- [REQUIRED WORK]: Filter the listing below for "下拉菜单" and report every line that has it.

- [INFORMATION GIVEN]:
Segment Open
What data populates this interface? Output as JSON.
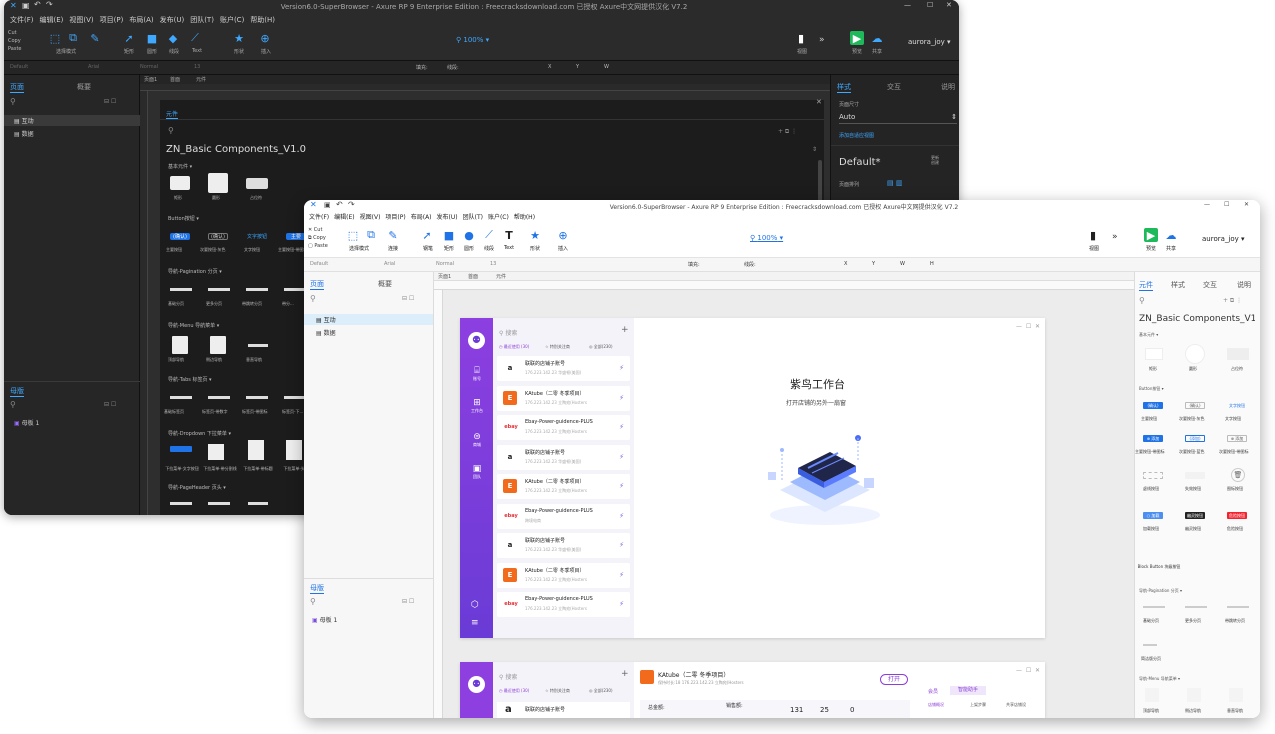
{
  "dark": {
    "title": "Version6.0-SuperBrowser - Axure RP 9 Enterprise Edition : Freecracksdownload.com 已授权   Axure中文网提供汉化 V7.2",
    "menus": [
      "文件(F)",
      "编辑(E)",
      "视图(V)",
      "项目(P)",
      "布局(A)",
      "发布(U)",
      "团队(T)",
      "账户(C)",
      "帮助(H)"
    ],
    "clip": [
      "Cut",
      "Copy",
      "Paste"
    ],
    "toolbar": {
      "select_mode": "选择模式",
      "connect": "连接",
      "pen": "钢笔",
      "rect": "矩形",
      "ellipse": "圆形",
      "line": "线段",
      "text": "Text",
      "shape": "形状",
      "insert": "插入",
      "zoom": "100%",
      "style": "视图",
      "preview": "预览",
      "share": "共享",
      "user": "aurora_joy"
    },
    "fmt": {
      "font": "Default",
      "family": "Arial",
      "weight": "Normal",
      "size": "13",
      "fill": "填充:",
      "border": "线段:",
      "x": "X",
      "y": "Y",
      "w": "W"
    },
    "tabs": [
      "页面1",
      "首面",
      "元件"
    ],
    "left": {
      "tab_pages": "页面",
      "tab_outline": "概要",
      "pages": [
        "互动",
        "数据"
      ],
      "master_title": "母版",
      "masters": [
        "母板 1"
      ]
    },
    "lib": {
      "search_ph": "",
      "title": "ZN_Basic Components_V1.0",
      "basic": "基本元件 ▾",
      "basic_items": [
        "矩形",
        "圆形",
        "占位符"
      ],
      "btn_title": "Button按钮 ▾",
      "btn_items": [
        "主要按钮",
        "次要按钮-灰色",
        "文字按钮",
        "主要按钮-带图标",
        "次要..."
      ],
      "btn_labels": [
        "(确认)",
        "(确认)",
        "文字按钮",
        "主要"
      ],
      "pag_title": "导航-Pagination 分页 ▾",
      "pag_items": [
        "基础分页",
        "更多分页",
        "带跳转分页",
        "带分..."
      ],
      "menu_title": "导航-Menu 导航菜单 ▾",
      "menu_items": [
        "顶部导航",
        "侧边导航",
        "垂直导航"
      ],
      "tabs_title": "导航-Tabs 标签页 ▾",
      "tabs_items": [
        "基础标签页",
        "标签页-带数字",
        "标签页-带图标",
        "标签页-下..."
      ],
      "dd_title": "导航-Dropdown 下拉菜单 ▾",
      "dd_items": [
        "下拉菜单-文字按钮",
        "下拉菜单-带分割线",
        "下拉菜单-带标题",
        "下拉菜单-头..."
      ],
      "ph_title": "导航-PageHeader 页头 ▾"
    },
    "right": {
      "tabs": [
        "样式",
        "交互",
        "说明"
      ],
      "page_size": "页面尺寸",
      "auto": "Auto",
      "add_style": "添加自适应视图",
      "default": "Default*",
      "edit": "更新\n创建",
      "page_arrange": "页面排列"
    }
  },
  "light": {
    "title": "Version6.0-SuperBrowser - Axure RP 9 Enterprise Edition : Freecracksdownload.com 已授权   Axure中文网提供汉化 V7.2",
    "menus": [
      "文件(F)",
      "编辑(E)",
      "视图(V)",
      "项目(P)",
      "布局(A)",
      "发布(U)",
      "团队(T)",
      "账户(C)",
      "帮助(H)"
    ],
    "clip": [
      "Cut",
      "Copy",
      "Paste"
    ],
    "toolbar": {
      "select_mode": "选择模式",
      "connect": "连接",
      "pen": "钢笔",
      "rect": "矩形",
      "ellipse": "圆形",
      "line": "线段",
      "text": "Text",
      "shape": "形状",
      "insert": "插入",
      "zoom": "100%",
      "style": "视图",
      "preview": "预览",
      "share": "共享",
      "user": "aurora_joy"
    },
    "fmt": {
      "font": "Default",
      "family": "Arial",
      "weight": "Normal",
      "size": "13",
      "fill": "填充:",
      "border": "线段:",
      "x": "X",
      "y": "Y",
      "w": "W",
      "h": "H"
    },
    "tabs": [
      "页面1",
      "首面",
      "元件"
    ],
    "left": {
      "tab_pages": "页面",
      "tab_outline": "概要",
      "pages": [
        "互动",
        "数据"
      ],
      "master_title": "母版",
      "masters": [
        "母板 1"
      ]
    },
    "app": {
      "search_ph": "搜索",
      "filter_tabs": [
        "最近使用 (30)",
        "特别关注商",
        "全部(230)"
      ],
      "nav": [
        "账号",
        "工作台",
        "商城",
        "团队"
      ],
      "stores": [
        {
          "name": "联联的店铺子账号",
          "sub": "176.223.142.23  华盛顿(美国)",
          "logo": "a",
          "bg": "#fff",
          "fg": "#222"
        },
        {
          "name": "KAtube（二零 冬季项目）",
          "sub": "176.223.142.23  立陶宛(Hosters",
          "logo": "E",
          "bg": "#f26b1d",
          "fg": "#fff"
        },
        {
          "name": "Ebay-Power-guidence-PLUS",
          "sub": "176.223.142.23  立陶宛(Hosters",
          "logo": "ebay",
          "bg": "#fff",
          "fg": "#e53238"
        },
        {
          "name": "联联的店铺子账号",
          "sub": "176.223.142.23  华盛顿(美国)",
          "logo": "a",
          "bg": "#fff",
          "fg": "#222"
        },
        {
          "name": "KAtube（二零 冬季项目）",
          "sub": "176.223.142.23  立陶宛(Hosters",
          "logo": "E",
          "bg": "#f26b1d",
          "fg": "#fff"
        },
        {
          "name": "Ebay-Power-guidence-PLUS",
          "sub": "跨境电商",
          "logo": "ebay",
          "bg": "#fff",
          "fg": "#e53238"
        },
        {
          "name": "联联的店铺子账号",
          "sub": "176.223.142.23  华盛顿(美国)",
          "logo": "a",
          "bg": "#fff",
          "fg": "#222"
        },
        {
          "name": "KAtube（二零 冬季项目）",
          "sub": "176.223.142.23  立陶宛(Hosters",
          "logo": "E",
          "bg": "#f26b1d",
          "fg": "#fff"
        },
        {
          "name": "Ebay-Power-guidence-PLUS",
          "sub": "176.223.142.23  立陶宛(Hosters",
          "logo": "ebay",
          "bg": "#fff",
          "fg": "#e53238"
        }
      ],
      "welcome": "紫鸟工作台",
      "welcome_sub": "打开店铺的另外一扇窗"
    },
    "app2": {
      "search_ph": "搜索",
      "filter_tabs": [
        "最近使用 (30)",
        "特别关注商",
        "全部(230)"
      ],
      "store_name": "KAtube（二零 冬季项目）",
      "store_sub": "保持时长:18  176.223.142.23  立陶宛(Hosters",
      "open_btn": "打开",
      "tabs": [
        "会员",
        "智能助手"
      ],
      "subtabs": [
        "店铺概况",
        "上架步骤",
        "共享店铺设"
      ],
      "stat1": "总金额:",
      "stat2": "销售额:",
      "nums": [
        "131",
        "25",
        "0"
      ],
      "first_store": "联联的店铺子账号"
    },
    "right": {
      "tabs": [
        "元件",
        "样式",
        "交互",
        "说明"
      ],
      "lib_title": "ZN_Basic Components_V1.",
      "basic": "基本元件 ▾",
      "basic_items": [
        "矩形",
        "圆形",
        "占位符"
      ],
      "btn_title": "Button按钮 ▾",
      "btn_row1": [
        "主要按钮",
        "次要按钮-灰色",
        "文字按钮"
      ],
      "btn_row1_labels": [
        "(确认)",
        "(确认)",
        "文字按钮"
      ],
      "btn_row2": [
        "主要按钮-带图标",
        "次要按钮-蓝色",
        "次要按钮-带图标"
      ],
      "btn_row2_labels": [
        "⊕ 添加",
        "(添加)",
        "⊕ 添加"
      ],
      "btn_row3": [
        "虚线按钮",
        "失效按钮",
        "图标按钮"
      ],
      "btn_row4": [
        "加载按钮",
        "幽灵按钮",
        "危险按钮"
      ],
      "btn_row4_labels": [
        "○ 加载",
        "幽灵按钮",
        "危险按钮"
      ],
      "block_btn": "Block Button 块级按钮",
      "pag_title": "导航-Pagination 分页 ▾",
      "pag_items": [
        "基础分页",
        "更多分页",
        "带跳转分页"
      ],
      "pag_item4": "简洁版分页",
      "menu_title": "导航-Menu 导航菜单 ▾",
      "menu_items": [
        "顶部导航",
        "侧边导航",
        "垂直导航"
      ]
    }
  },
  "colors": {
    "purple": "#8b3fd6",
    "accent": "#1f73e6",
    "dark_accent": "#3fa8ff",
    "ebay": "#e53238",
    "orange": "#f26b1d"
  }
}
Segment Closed
- [EXERCISE OUTPUT]:
      "dd_title": "导航-Dropdown 下拉菜单 ▾",
        "下拉菜单-文字按钮",
        "下拉菜单-带分割线",
        "下拉菜单-带标题",
        "下拉菜单-头..."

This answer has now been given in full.